Your assignment - Each of the following records is to be printed verbatim.

• • • • •

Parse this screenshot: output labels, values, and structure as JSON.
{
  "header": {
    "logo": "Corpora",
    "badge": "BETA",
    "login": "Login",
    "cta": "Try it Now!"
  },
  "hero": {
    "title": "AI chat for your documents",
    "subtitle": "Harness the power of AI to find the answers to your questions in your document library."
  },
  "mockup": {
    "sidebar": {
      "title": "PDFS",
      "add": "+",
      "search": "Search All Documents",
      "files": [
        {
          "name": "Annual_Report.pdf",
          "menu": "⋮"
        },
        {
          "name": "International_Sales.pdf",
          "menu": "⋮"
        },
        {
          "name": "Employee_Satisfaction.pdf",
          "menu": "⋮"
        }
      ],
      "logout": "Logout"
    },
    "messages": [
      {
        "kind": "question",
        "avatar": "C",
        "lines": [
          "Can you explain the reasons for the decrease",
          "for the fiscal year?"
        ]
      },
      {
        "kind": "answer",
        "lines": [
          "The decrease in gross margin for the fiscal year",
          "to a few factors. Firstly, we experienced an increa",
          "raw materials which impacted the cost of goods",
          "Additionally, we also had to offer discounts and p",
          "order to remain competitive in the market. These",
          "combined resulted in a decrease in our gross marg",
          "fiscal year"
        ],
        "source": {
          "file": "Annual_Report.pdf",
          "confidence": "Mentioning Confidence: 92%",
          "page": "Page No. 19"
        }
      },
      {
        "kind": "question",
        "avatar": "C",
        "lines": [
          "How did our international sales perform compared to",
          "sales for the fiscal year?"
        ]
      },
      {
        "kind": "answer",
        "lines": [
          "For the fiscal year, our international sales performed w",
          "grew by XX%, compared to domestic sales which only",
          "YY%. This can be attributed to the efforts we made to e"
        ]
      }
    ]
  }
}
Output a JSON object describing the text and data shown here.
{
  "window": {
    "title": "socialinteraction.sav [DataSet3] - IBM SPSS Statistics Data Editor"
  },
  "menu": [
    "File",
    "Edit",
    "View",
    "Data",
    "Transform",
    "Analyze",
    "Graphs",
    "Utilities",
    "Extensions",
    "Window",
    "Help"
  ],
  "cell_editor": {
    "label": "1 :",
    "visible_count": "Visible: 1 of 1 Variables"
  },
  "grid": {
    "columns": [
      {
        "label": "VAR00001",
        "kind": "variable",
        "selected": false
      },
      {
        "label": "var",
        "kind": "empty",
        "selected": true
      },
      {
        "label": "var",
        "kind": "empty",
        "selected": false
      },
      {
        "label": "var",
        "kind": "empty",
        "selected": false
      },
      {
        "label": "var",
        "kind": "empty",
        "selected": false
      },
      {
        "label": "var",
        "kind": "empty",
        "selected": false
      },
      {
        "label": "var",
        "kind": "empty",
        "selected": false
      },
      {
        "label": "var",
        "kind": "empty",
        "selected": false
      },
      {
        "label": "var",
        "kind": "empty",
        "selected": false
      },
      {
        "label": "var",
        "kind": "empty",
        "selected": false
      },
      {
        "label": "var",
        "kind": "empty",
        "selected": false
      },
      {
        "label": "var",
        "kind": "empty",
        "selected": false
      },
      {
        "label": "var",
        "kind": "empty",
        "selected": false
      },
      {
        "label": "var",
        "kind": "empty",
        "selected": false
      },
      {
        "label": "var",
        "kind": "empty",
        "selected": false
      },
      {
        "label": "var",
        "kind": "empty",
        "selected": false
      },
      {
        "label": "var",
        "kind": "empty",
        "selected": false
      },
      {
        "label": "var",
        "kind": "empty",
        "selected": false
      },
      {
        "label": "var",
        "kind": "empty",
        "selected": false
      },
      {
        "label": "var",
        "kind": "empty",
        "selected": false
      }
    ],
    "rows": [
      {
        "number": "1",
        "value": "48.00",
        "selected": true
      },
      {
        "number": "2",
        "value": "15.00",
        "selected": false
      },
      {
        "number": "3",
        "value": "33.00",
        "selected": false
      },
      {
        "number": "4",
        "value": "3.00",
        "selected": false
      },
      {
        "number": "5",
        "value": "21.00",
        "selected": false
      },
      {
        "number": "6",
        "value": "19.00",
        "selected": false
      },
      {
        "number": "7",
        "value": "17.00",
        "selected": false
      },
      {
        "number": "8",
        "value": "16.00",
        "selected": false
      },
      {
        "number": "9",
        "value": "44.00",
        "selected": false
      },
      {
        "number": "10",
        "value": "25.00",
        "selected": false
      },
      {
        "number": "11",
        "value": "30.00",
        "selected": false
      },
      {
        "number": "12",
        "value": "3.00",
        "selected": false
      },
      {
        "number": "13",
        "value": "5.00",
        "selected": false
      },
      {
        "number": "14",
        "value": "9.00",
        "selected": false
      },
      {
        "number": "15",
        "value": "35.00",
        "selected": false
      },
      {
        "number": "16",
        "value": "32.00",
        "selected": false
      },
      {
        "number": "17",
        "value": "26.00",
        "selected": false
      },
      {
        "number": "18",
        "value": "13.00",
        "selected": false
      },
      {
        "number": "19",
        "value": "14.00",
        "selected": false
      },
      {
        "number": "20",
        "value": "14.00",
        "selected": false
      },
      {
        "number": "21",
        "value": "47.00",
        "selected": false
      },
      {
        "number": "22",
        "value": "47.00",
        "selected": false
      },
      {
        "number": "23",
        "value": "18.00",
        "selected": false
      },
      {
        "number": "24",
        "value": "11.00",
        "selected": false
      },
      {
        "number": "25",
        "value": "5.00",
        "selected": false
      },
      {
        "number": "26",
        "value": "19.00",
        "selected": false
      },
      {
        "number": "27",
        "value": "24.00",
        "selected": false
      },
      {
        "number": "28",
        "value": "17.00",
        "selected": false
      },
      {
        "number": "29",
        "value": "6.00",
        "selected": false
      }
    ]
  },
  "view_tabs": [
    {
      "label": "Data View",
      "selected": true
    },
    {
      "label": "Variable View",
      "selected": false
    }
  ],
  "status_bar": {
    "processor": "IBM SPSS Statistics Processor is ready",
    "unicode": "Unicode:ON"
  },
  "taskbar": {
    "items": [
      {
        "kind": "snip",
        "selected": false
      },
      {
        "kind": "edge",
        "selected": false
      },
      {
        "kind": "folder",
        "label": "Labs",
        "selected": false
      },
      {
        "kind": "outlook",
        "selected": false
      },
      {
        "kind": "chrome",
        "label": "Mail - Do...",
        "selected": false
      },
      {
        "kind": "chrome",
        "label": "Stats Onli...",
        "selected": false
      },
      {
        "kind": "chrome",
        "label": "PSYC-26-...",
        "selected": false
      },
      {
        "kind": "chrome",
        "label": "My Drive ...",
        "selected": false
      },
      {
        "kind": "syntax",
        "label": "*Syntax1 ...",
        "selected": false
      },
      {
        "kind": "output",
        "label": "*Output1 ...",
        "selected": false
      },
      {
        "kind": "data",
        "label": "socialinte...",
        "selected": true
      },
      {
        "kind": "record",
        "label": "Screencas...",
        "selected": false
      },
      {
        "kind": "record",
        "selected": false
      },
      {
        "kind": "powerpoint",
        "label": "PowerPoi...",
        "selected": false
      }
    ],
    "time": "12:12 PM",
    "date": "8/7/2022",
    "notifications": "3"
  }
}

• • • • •

Response to the task -
Parse this screenshot: output labels, values, and structure as JSON.
{
  "header": {
    "logo": "Corpora",
    "badge": "BETA",
    "login": "Login",
    "cta": "Try it Now!"
  },
  "hero": {
    "title": "AI chat for your documents",
    "subtitle": "Harness the power of AI to find the answers to your questions in your document library."
  },
  "mockup": {
    "sidebar": {
      "title": "PDFS",
      "add": "+",
      "search": "Search All Documents",
      "files": [
        {
          "name": "Annual_Report.pdf",
          "menu": "⋮"
        },
        {
          "name": "International_Sales.pdf",
          "menu": "⋮"
        },
        {
          "name": "Employee_Satisfaction.pdf",
          "menu": "⋮"
        }
      ],
      "logout": "Logout"
    },
    "messages": [
      {
        "kind": "question",
        "avatar": "C",
        "lines": [
          "Can you explain the reasons for the decrease",
          "for the fiscal year?"
        ]
      },
      {
        "kind": "answer",
        "lines": [
          "The decrease in gross margin for the fiscal year",
          "to a few factors. Firstly, we experienced an increa",
          "raw materials which impacted the cost of goods",
          "Additionally, we also had to offer discounts and p",
          "order to remain competitive in the market. These",
          "combined resulted in a decrease in our gross marg",
          "fiscal year"
        ],
        "source": {
          "file": "Annual_Report.pdf",
          "confidence": "Mentioning Confidence: 92%",
          "page": "Page No. 19"
        }
      },
      {
        "kind": "question",
        "avatar": "C",
        "lines": [
          "How did our international sales perform compared to",
          "sales for the fiscal year?"
        ]
      },
      {
        "kind": "answer",
        "lines": [
          "For the fiscal year, our international sales performed w",
          "grew by XX%, compared to domestic sales which only",
          "YY%. This can be attributed to the efforts we made to e"
        ]
      }
    ]
  }
}
Output a JSON object describing the text and data shown here.
{
  "window": {
    "title": "socialinteraction.sav [DataSet3] - IBM SPSS Statistics Data Editor"
  },
  "menu": [
    "File",
    "Edit",
    "View",
    "Data",
    "Transform",
    "Analyze",
    "Graphs",
    "Utilities",
    "Extensions",
    "Window",
    "Help"
  ],
  "cell_editor": {
    "label": "1 :",
    "visible_count": "Visible: 1 of 1 Variables"
  },
  "grid": {
    "columns": [
      {
        "label": "VAR00001",
        "kind": "variable",
        "selected": false
      },
      {
        "label": "var",
        "kind": "empty",
        "selected": true
      },
      {
        "label": "var",
        "kind": "empty",
        "selected": false
      },
      {
        "label": "var",
        "kind": "empty",
        "selected": false
      },
      {
        "label": "var",
        "kind": "empty",
        "selected": false
      },
      {
        "label": "var",
        "kind": "empty",
        "selected": false
      },
      {
        "label": "var",
        "kind": "empty",
        "selected": false
      },
      {
        "label": "var",
        "kind": "empty",
        "selected": false
      },
      {
        "label": "var",
        "kind": "empty",
        "selected": false
      },
      {
        "label": "var",
        "kind": "empty",
        "selected": false
      },
      {
        "label": "var",
        "kind": "empty",
        "selected": false
      },
      {
        "label": "var",
        "kind": "empty",
        "selected": false
      },
      {
        "label": "var",
        "kind": "empty",
        "selected": false
      },
      {
        "label": "var",
        "kind": "empty",
        "selected": false
      },
      {
        "label": "var",
        "kind": "empty",
        "selected": false
      },
      {
        "label": "var",
        "kind": "empty",
        "selected": false
      },
      {
        "label": "var",
        "kind": "empty",
        "selected": false
      },
      {
        "label": "var",
        "kind": "empty",
        "selected": false
      },
      {
        "label": "var",
        "kind": "empty",
        "selected": false
      },
      {
        "label": "var",
        "kind": "empty",
        "selected": false
      }
    ],
    "rows": [
      {
        "number": "1",
        "value": "48.00",
        "selected": true
      },
      {
        "number": "2",
        "value": "15.00",
        "selected": false
      },
      {
        "number": "3",
        "value": "33.00",
        "selected": false
      },
      {
        "number": "4",
        "value": "3.00",
        "selected": false
      },
      {
        "number": "5",
        "value": "21.00",
        "selected": false
      },
      {
        "number": "6",
        "value": "19.00",
        "selected": false
      },
      {
        "number": "7",
        "value": "17.00",
        "selected": false
      },
      {
        "number": "8",
        "value": "16.00",
        "selected": false
      },
      {
        "number": "9",
        "value": "44.00",
        "selected": false
      },
      {
        "number": "10",
        "value": "25.00",
        "selected": false
      },
      {
        "number": "11",
        "value": "30.00",
        "selected": false
      },
      {
        "number": "12",
        "value": "3.00",
        "selected": false
      },
      {
        "number": "13",
        "value": "5.00",
        "selected": false
      },
      {
        "number": "14",
        "value": "9.00",
        "selected": false
      },
      {
        "number": "15",
        "value": "35.00",
        "selected": false
      },
      {
        "number": "16",
        "value": "32.00",
        "selected": false
      },
      {
        "number": "17",
        "value": "26.00",
        "selected": false
      },
      {
        "number": "18",
        "value": "13.00",
        "selected": false
      },
      {
        "number": "19",
        "value": "14.00",
        "selected": false
      },
      {
        "number": "20",
        "value": "14.00",
        "selected": false
      },
      {
        "number": "21",
        "value": "47.00",
        "selected": false
      },
      {
        "number": "22",
        "value": "47.00",
        "selected": false
      },
      {
        "number": "23",
        "value": "18.00",
        "selected": false
      },
      {
        "number": "24",
        "value": "11.00",
        "selected": false
      },
      {
        "number": "25",
        "value": "5.00",
        "selected": false
      },
      {
        "number": "26",
        "value": "19.00",
        "selected": false
      },
      {
        "number": "27",
        "value": "24.00",
        "selected": false
      },
      {
        "number": "28",
        "value": "17.00",
        "selected": false
      },
      {
        "number": "29",
        "value": "6.00",
        "selected": false
      }
    ]
  },
  "view_tabs": [
    {
      "label": "Data View",
      "selected": true
    },
    {
      "label": "Variable View",
      "selected": false
    }
  ],
  "status_bar": {
    "processor": "IBM SPSS Statistics Processor is ready",
    "unicode": "Unicode:ON"
  },
  "taskbar": {
    "items": [
      {
        "kind": "snip",
        "selected": false
      },
      {
        "kind": "edge",
        "selected": false
      },
      {
        "kind": "folder",
        "label": "Labs",
        "selected": false
      },
      {
        "kind": "outlook",
        "selected": false
      },
      {
        "kind": "chrome",
        "label": "Mail - Do...",
        "selected": false
      },
      {
        "kind": "chrome",
        "label": "Stats Onli...",
        "selected": false
      },
      {
        "kind": "chrome",
        "label": "PSYC-26-...",
        "selected": false
      },
      {
        "kind": "chrome",
        "label": "My Drive ...",
        "selected": false
      },
      {
        "kind": "syntax",
        "label": "*Syntax1 ...",
        "selected": false
      },
      {
        "kind": "output",
        "label": "*Output1 ...",
        "selected": false
      },
      {
        "kind": "data",
        "label": "socialinte...",
        "selected": true
      },
      {
        "kind": "record",
        "label": "Screencas...",
        "selected": false
      },
      {
        "kind": "record",
        "selected": false
      },
      {
        "kind": "powerpoint",
        "label": "PowerPoi...",
        "selected": false
      }
    ],
    "time": "12:12 PM",
    "date": "8/7/2022",
    "notifications": "3"
  }
}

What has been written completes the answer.